■ **WHAT YOU NEED TO DO**: From the material below, list every line containing "application".

##### LISTED ENTRIES

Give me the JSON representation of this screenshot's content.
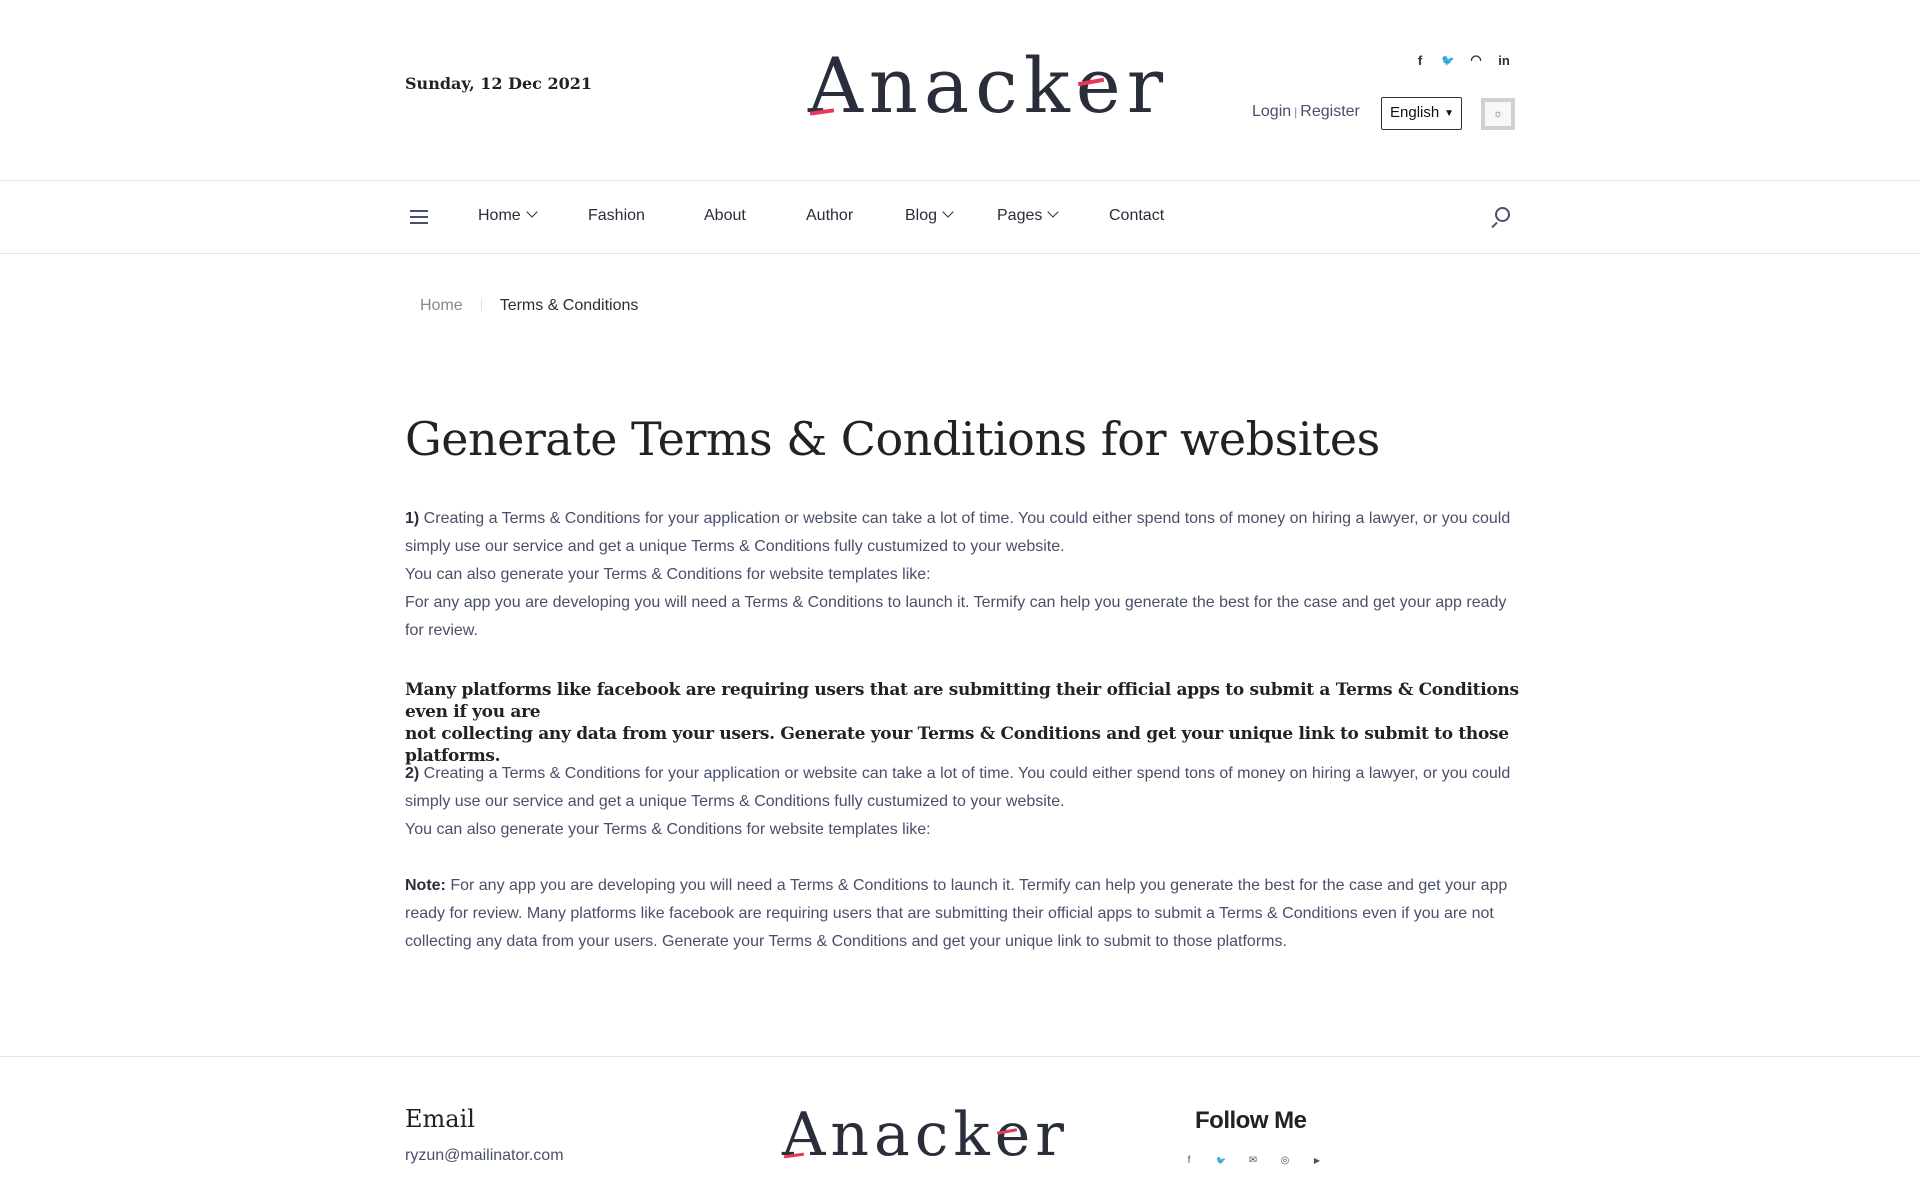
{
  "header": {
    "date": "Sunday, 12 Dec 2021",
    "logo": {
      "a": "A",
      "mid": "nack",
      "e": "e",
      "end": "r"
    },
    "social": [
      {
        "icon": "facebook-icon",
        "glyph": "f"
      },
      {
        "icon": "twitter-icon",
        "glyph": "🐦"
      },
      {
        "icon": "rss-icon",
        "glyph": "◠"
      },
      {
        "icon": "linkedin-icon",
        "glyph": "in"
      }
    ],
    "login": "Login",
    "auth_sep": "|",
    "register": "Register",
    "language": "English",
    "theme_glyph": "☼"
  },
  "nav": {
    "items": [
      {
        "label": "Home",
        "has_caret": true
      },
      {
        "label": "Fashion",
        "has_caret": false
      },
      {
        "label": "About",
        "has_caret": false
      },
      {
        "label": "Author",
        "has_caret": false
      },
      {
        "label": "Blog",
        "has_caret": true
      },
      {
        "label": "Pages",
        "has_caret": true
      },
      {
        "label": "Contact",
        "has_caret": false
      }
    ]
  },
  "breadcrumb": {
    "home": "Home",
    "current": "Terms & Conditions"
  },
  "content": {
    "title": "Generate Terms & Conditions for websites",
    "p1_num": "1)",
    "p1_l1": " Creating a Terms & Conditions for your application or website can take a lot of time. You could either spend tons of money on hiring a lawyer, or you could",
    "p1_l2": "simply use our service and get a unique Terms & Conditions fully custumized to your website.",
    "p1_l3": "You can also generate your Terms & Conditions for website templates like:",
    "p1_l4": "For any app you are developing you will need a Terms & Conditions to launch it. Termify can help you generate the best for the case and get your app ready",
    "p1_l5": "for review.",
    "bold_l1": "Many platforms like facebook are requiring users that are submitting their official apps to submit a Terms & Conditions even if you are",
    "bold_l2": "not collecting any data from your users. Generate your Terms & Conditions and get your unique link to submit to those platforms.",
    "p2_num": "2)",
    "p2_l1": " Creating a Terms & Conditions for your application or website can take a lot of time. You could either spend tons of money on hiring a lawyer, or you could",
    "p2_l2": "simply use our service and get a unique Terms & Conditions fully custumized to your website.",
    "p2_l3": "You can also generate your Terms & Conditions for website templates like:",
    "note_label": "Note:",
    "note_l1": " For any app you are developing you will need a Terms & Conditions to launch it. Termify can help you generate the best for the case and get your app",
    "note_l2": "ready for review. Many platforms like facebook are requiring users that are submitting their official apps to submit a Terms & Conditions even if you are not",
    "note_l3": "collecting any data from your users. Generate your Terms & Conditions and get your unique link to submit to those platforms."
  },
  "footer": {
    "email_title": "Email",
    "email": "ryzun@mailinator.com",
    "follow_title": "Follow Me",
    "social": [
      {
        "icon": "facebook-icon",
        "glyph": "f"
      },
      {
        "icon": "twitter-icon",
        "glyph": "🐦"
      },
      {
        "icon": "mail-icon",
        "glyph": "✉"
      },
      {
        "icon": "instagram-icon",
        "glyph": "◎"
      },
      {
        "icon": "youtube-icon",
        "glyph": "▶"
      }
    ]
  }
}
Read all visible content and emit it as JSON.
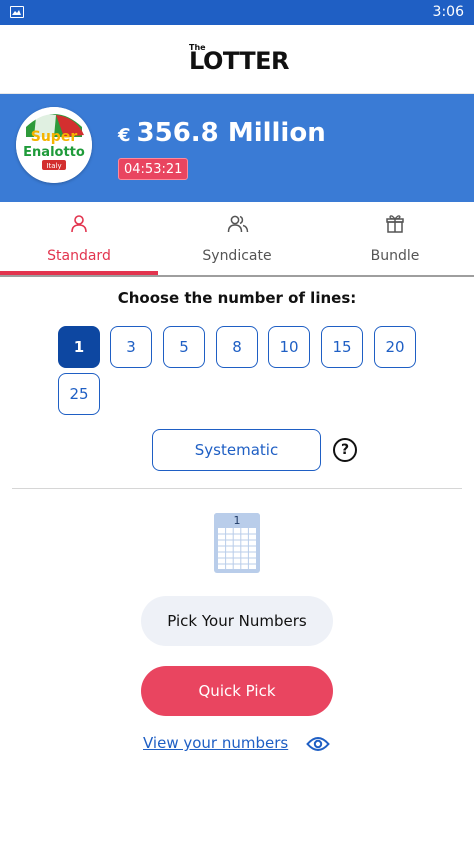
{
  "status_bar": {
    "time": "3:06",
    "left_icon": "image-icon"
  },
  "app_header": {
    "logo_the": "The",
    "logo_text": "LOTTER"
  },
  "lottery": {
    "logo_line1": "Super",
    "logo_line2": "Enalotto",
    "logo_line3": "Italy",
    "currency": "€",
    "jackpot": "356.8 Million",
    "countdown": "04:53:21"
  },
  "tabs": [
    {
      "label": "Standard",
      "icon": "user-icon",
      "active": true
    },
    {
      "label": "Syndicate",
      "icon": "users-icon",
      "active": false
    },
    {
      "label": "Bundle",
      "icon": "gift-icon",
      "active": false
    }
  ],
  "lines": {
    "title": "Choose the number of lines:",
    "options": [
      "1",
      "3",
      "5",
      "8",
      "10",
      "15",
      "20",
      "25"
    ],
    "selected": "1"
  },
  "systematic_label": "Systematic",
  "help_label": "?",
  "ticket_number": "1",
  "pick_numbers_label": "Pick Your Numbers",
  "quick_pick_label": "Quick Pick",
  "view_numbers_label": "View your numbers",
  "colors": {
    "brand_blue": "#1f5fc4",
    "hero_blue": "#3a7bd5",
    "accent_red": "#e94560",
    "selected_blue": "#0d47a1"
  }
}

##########

■ **WRITTEN ANSWER**:
    "p1_l1": " Creating a Terms & Conditions for your application or website can take a lot of time. You could either spend tons of money on hiring a lawyer, or you could",
    "p2_l1": " Creating a Terms & Conditions for your application or website can take a lot of time. You could either spend tons of money on hiring a lawyer, or you could",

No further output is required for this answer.